(Input records)
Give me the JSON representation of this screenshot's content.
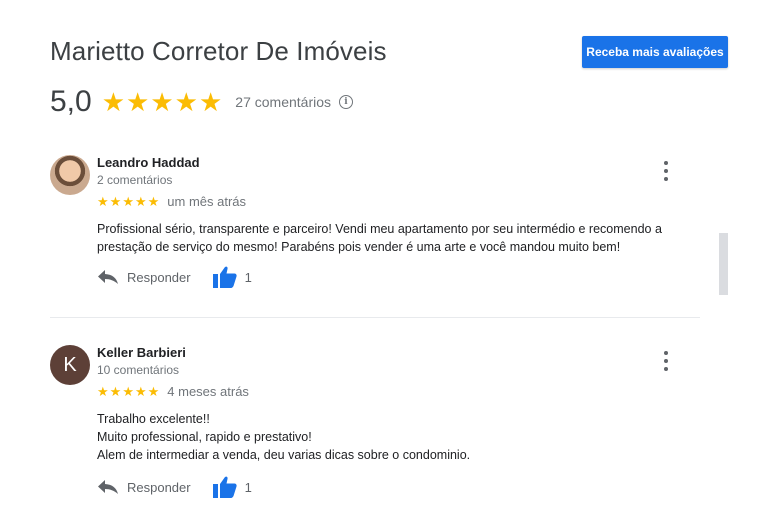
{
  "business": {
    "name": "Marietto Corretor De Imóveis",
    "cta_label": "Receba mais avaliações",
    "rating": "5,0",
    "stars": 5,
    "review_count_label": "27 comentários",
    "info_icon": "info-icon"
  },
  "colors": {
    "star": "#fbbc04",
    "accent": "#1a73e8",
    "like": "#1a73e8"
  },
  "reviews": [
    {
      "name": "Leandro Haddad",
      "meta": "2 comentários",
      "stars": 5,
      "time": "um mês atrás",
      "text": [
        "Profissional sério, transparente e parceiro! Vendi meu apartamento por seu intermédio e recomendo a",
        "prestação de serviço do mesmo! Parabéns pois vender é uma arte e você mandou muito bem!"
      ],
      "avatar": "avatar-photo",
      "reply_label": "Responder",
      "likes": "1"
    },
    {
      "name": "Keller Barbieri",
      "meta": "10 comentários",
      "stars": 5,
      "time": "4 meses atrás",
      "text": [
        "Trabalho excelente!!",
        "Muito professional, rapido e prestativo!",
        "Alem de intermediar a venda, deu varias dicas sobre o condominio."
      ],
      "avatar_letter": "K",
      "reply_label": "Responder",
      "likes": "1"
    }
  ]
}
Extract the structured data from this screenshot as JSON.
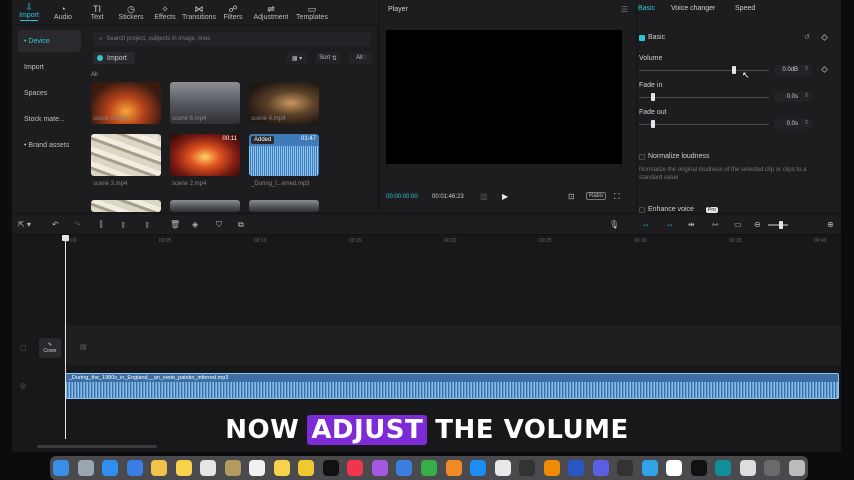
{
  "toolbar": {
    "items": [
      {
        "label": "Import",
        "icon": "import-icon",
        "active": true
      },
      {
        "label": "Audio",
        "icon": "audio-icon"
      },
      {
        "label": "Text",
        "icon": "text-icon"
      },
      {
        "label": "Stickers",
        "icon": "stickers-icon"
      },
      {
        "label": "Effects",
        "icon": "effects-icon"
      },
      {
        "label": "Transitions",
        "icon": "transitions-icon"
      },
      {
        "label": "Filters",
        "icon": "filters-icon"
      },
      {
        "label": "Adjustment",
        "icon": "adjustment-icon"
      },
      {
        "label": "Templates",
        "icon": "templates-icon"
      }
    ]
  },
  "sidebar": {
    "items": [
      {
        "label": "• Device",
        "active": true
      },
      {
        "label": "Import"
      },
      {
        "label": "Spaces"
      },
      {
        "label": "Stock mate..."
      },
      {
        "label": "• Brand assets"
      }
    ]
  },
  "media": {
    "search_placeholder": "Search project, subjects in image, lines",
    "import_label": "Import",
    "sort_label": "Sort",
    "all_button": "All",
    "all_label": "All",
    "items": [
      {
        "name": "scene 5.mp4",
        "duration": "",
        "badge": ""
      },
      {
        "name": "scene 6.mp4",
        "duration": "",
        "badge": ""
      },
      {
        "name": "scene 4.mp4",
        "duration": "",
        "badge": ""
      },
      {
        "name": "scene 3.mp4",
        "duration": "00:08",
        "badge": ""
      },
      {
        "name": "scene 2.mp4",
        "duration": "00:11",
        "badge": ""
      },
      {
        "name": "_During_t...erred.mp3",
        "duration": "01:47",
        "badge": "Added"
      }
    ]
  },
  "player": {
    "title": "Player",
    "current_time": "00:00:00:00",
    "total_time": "00:01:46:23",
    "ratio_label": "Ratio"
  },
  "inspector": {
    "tabs": [
      {
        "label": "Basic",
        "active": true
      },
      {
        "label": "Voice changer"
      },
      {
        "label": "Speed"
      }
    ],
    "section_title": "Basic",
    "volume_label": "Volume",
    "volume_value": "0.0dB",
    "volume_level": 0.73,
    "fade_in_label": "Fade in",
    "fade_in_value": "0.0s",
    "fade_out_label": "Fade out",
    "fade_out_value": "0.0s",
    "normalize_label": "Normalize loudness",
    "normalize_desc": "Normalize the original loudness of the selected clip or clips to a standard value",
    "enhance_label": "Enhance voice",
    "pro_badge": "Pro"
  },
  "timeline": {
    "ticks": [
      "00:00",
      "00:05",
      "00:10",
      "00:15",
      "00:20",
      "00:25",
      "00:30",
      "00:35",
      "00:40"
    ],
    "cover_label": "Cover",
    "audio_clip_name": "_During_the_1980s_in_England__an_eerie_paintin_inferred.mp3"
  },
  "caption": {
    "before": "NOW",
    "highlight": "ADJUST",
    "after": "THE VOLUME",
    "highlight_color": "#7d2bd6"
  },
  "accent_color": "#2fc6d6",
  "dock": {
    "icons": [
      "finder-icon",
      "launchpad-icon",
      "safari-icon",
      "mail-icon",
      "photos-icon",
      "notes-icon",
      "calendar-icon",
      "files-icon",
      "reminders-icon",
      "notes2-icon",
      "stickies-icon",
      "appletv-icon",
      "music-icon",
      "podcasts-icon",
      "keynote-icon",
      "numbers-icon",
      "pages-icon",
      "appstore-icon",
      "chrome-icon",
      "terminal-icon",
      "vlc-icon",
      "shield-icon",
      "app-icon",
      "obs-icon",
      "skype-icon",
      "notion-icon",
      "capcut-icon",
      "capcut2-icon",
      "preview-icon",
      "screen-icon",
      "trash-icon"
    ],
    "colors": [
      "#3b8fe8",
      "#9aa6b2",
      "#2f8ff0",
      "#3c7de6",
      "#f2c24a",
      "#f6d34a",
      "#e6e6e6",
      "#b39a5e",
      "#f1f1f1",
      "#f7d24b",
      "#f0c830",
      "#111111",
      "#f0364d",
      "#a458e0",
      "#3b7fe0",
      "#35b04a",
      "#f08a24",
      "#1c8ef2",
      "#e8e8e8",
      "#333333",
      "#f08a00",
      "#2a57c6",
      "#5a5fe6",
      "#333333",
      "#2fa3e6",
      "#ffffff",
      "#111111",
      "#0e8f9a",
      "#dddddd",
      "#6a6a6a",
      "#bbbbbb"
    ]
  }
}
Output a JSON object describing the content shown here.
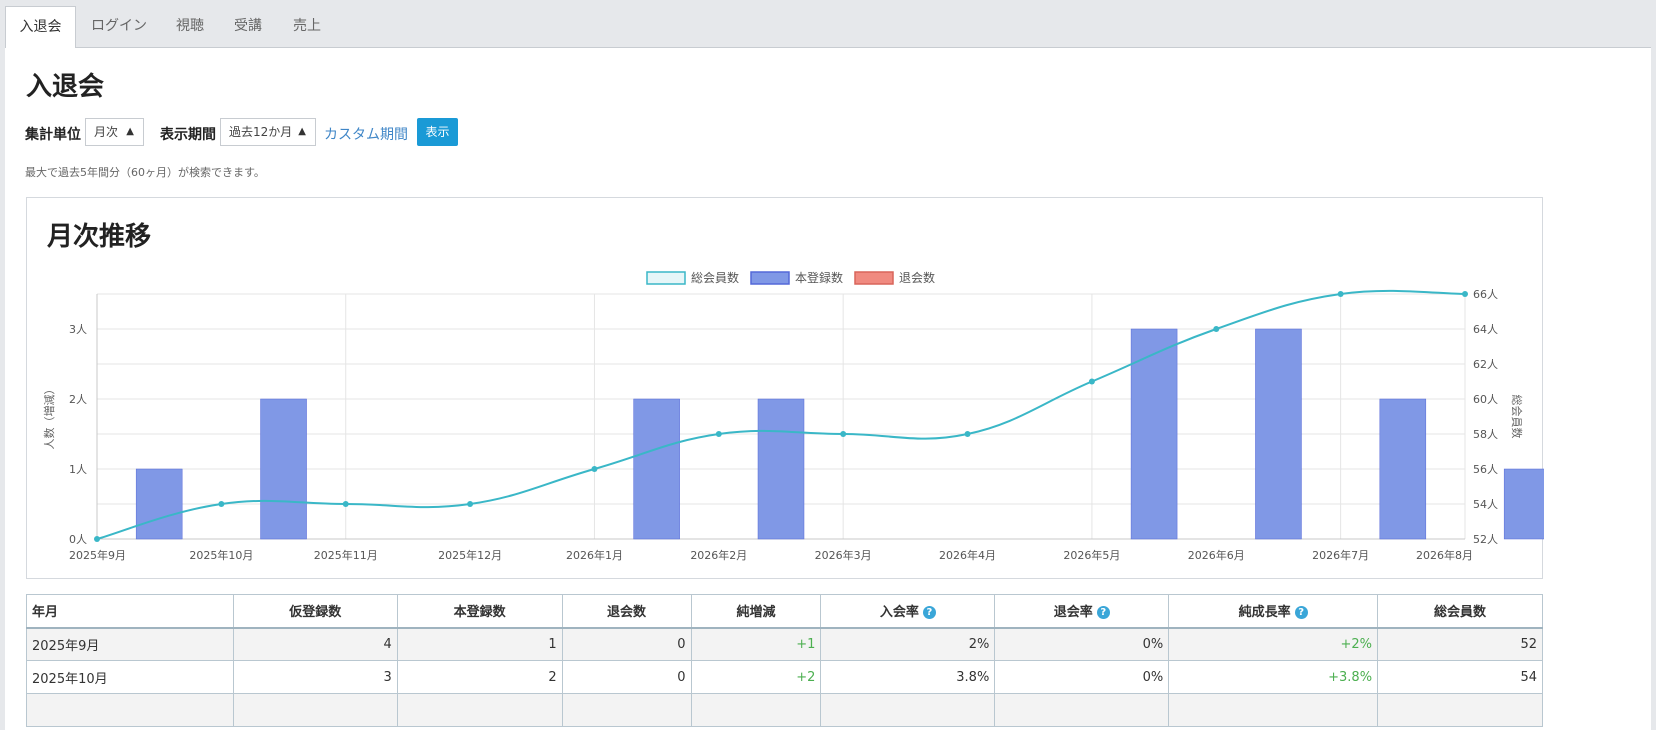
{
  "tabs": [
    "入退会",
    "ログイン",
    "視聴",
    "受講",
    "売上"
  ],
  "page_title": "入退会",
  "filters": {
    "unit_label": "集計単位",
    "unit_value": "月次",
    "period_label": "表示期間",
    "period_value": "過去12か月",
    "custom_link": "カスタム期間",
    "show_button": "表示",
    "note": "最大で過去5年間分（60ヶ月）が検索できます。"
  },
  "chart_card_title": "月次推移",
  "colors": {
    "line": "#3ab7c7",
    "bar": "#8098e6",
    "bar_border": "#5468d8",
    "withdraw": "#f08a80",
    "accent": "#1a9ad6"
  },
  "chart_data": {
    "type": "bar",
    "categories": [
      "2025年9月",
      "2025年10月",
      "2025年11月",
      "2025年12月",
      "2026年1月",
      "2026年2月",
      "2026年3月",
      "2026年4月",
      "2026年5月",
      "2026年6月",
      "2026年7月",
      "2026年8月"
    ],
    "series": [
      {
        "name": "総会員数",
        "type": "line",
        "axis": "right",
        "values": [
          52,
          54,
          54,
          54,
          56,
          58,
          58,
          58,
          61,
          64,
          66,
          66
        ]
      },
      {
        "name": "本登録数",
        "type": "bar",
        "axis": "left",
        "values": [
          1,
          2,
          0,
          0,
          2,
          2,
          0,
          0,
          3,
          3,
          2,
          1
        ]
      },
      {
        "name": "退会数",
        "type": "bar",
        "axis": "left",
        "values": [
          0,
          0,
          0,
          0,
          0,
          0,
          0,
          0,
          0,
          0,
          0,
          0
        ]
      }
    ],
    "left_ticks": [
      "0人",
      "1人",
      "2人",
      "3人"
    ],
    "right_ticks": [
      "52人",
      "54人",
      "56人",
      "58人",
      "60人",
      "62人",
      "64人",
      "66人"
    ],
    "ylabel_left": "人数（増減）",
    "ylabel_right": "総会員数",
    "ylim_left": [
      0,
      3.5
    ],
    "ylim_right": [
      52,
      66
    ],
    "legend_position": "top-center",
    "grid": true
  },
  "table": {
    "headers": [
      "年月",
      "仮登録数",
      "本登録数",
      "退会数",
      "純増減",
      "入会率",
      "退会率",
      "純成長率",
      "総会員数"
    ],
    "help_columns": [
      5,
      6,
      7
    ],
    "rows": [
      [
        "2025年9月",
        "4",
        "1",
        "0",
        "+1",
        "2%",
        "0%",
        "+2%",
        "52"
      ],
      [
        "2025年10月",
        "3",
        "2",
        "0",
        "+2",
        "3.8%",
        "0%",
        "+3.8%",
        "54"
      ],
      [
        "",
        "",
        "",
        "",
        "",
        "",
        "",
        "",
        ""
      ]
    ]
  }
}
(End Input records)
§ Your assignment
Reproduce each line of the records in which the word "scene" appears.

§ Answer box
        "name": "scene 5.mp4",
        "name": "scene 6.mp4",
        "name": "scene 4.mp4",
        "name": "scene 3.mp4",
        "name": "scene 2.mp4",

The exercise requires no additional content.